Leaders underestimate the impact of even subtle misalignment at the top…just a little daylight between members of a leadership team becomes blinding and overwhelming to employees one or two levels below. ~Patrick Lencioni
One of my childhood memories from the farm in Kansas was spending time with a friend in a large old barn where she kept her horse. Like most old barns, this one was several stories high, completely open with no windows, and there were cracks between some of the aging boards and slats. Despite the lack of windows, because the two-story vaulted ceiling put quite a bit of distance between us and the roof, even a slight crack of daylight pinching through was enough to light the entire barn. I'm certainly no physicist, but Lencioni says he's heard this referred to as the "vortex effect."
In working with leadership teams, I've discovered a common assumption: the absence of disagreement = alignment. In other words, if we're not disagreeing then we must agree and if we agree then there must be alignment. We don't disagree so there's no daylight between leaders; no vortex effect here. This is a dangerous assumption.
First, let's add some perspective. Every day the average person produces six newspapers worth of information compared with just two and half pages 24 years ago – nearly a 200-fold increase. All this information needs storing and we now each have the equivalent of 600,000 books stored in computers, microchips and even on the back of our credit cards. I just checked, and my college alma mater's library has a total of 130,000 volumes. So that's more than 4.5 times my college library.
The ability to process all this information with computers has doubled every 18 months and with telecommunication devices has doubled every two years.
We could list many more staggering statistics about the amount of information that we all try to process on a daily basis, but I think you get the point. If the leaders in an organization aren't absolutely, positively, and unequivocally creating clarity and alignment for their employees, then the daylight that pushes through the ever-so-slight misalignment becomes the vortex effect. Like my childhood experience with the light in the old barn, the organization becomes filled with misperceptions, misinformation, and is consequently misled.
None of us yearn for more information, data, or messages to be hurled in our direction. But we do long for a mechanism to filter what's really meaningful and what really matters. Lencioni suggests that a leadership team must create clarity and become fully aligned (i.e., they have no doubt that when they leave a meeting all decisions are crystal clear and will be communicated with absolute precision from every member of the leadership team). Then Lencioni says that leadership teams must over-communicate this clarity and then reinforce clarity.
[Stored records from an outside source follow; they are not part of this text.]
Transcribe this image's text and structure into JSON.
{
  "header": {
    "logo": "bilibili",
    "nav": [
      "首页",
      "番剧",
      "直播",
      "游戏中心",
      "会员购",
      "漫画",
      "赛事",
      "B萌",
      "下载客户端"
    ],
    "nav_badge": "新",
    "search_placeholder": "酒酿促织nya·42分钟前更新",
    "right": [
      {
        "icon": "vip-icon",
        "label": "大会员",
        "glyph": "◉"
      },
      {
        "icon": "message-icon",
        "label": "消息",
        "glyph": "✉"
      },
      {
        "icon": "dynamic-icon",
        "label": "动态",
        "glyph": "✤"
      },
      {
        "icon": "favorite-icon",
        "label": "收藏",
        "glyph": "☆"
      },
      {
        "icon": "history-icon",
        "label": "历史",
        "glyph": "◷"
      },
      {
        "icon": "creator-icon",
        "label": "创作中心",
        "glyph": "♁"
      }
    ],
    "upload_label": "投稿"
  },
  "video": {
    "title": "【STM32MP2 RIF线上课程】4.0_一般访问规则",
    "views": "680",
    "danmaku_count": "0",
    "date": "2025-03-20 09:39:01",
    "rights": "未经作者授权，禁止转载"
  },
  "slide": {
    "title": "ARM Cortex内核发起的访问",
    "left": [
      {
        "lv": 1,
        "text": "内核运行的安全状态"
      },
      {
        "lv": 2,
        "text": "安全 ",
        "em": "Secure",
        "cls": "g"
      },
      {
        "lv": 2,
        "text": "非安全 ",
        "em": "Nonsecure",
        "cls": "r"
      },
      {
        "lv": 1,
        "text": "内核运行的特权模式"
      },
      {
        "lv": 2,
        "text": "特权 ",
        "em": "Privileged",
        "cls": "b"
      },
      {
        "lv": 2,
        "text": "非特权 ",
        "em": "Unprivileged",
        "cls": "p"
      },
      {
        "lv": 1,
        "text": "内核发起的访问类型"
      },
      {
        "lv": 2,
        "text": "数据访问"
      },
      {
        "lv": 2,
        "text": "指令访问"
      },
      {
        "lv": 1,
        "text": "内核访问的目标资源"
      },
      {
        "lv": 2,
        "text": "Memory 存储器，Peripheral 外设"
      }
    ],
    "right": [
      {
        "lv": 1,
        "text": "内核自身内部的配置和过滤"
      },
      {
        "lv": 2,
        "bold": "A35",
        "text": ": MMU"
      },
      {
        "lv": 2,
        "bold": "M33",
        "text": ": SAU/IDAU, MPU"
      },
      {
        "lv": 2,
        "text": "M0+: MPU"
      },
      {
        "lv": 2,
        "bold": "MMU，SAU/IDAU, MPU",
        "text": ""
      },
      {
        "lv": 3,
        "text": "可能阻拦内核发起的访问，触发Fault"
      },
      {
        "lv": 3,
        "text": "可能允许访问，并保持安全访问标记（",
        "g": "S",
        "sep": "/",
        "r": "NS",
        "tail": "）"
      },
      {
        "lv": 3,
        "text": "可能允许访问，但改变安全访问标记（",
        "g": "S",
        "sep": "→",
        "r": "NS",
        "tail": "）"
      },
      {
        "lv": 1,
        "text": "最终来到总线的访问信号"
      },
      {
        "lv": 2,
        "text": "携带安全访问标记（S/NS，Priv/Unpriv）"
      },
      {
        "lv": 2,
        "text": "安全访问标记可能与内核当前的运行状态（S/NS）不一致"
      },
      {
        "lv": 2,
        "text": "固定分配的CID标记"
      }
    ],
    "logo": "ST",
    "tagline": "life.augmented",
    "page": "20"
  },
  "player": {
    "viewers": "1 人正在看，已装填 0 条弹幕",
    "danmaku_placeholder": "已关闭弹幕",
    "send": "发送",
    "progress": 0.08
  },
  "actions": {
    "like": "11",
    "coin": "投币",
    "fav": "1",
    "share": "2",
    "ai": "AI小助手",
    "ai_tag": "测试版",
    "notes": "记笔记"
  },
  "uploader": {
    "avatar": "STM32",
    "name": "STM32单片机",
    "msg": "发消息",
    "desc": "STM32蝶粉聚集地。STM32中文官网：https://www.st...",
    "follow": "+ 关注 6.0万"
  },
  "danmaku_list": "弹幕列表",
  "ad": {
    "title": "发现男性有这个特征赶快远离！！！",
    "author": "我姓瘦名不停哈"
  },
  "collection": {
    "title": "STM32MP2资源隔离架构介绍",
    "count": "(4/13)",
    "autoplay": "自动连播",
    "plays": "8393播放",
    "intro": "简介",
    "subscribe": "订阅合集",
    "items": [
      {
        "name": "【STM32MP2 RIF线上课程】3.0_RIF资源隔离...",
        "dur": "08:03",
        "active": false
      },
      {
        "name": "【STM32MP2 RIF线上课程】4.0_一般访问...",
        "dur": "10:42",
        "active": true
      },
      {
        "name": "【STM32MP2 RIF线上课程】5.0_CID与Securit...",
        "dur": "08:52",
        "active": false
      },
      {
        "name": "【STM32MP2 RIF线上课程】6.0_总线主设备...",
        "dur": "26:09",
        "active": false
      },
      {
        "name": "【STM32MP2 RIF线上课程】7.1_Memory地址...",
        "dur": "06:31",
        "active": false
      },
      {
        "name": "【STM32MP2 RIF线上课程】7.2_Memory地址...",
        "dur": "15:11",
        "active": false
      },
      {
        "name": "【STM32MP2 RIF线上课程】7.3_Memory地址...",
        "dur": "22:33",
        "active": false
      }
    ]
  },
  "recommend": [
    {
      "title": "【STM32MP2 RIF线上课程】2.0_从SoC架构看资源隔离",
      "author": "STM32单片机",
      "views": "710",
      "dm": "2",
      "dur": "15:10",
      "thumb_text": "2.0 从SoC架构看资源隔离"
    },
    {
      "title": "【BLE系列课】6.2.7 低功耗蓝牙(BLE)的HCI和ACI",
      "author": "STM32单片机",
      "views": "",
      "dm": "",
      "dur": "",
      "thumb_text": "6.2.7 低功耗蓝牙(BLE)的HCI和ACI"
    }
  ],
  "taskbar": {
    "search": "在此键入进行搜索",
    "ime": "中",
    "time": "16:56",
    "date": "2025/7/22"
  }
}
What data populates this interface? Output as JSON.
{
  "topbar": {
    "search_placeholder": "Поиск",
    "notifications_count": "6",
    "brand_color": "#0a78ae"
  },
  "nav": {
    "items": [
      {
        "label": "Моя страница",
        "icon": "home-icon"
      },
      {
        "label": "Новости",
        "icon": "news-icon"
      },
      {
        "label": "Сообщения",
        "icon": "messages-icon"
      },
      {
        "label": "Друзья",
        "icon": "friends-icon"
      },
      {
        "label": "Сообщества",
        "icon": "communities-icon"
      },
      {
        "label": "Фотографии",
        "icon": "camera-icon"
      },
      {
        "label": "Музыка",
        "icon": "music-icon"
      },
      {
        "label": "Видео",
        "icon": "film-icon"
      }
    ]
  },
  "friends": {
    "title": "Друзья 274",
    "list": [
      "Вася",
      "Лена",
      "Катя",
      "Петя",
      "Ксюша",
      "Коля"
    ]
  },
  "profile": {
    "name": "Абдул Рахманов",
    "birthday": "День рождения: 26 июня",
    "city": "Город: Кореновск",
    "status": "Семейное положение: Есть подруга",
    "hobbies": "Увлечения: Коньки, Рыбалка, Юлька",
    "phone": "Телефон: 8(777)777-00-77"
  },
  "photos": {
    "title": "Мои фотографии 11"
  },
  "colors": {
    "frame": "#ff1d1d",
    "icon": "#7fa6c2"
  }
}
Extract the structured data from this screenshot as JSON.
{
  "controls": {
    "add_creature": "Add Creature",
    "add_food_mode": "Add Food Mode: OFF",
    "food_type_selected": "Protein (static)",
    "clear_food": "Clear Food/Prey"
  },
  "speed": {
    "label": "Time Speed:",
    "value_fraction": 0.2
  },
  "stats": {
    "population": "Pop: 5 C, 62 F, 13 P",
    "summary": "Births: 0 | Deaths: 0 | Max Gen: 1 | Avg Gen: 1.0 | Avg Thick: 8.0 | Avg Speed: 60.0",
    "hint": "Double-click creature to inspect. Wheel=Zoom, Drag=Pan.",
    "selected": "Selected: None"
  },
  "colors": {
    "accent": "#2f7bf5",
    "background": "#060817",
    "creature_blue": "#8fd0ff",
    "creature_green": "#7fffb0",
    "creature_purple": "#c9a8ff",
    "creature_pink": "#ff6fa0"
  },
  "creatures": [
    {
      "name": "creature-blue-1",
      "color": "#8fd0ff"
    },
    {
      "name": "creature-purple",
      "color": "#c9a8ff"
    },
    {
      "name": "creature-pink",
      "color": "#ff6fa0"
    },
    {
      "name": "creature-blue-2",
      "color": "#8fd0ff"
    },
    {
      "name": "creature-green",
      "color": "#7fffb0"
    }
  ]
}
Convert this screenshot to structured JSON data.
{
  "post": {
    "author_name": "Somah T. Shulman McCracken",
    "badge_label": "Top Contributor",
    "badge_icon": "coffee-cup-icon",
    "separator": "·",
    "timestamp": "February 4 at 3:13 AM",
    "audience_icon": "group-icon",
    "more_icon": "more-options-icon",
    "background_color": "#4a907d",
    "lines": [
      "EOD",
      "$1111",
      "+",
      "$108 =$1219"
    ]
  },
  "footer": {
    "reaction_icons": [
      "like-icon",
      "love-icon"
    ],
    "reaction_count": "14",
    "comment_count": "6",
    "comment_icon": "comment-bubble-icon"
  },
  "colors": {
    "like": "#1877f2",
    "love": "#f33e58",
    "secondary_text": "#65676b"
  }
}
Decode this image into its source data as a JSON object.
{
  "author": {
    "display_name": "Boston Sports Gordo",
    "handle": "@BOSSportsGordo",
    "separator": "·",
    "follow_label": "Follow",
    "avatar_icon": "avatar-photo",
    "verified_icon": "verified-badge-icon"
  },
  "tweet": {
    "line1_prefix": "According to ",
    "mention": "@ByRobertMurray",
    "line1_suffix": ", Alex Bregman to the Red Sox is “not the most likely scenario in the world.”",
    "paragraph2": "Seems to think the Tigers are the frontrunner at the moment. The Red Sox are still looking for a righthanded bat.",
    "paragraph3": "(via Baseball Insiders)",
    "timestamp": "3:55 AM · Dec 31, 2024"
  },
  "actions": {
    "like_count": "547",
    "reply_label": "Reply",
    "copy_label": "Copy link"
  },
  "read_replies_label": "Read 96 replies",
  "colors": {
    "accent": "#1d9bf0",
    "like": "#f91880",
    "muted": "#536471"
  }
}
I've talked with several executives lately who've said they feel like they are repeating themselves a lot and view that as some type of failure on their part. That's not the case, at all. It's simply a sign of the times. Leaders must intentionally (and yes, frequently) over-communicate clarity and then reinforce that clarity. Think of all the information and messages leaders are competing with, and against. You can only win the battle against the vortex effect by continually, constantly, and intentionally aligning your leadership team and your employees with clarity.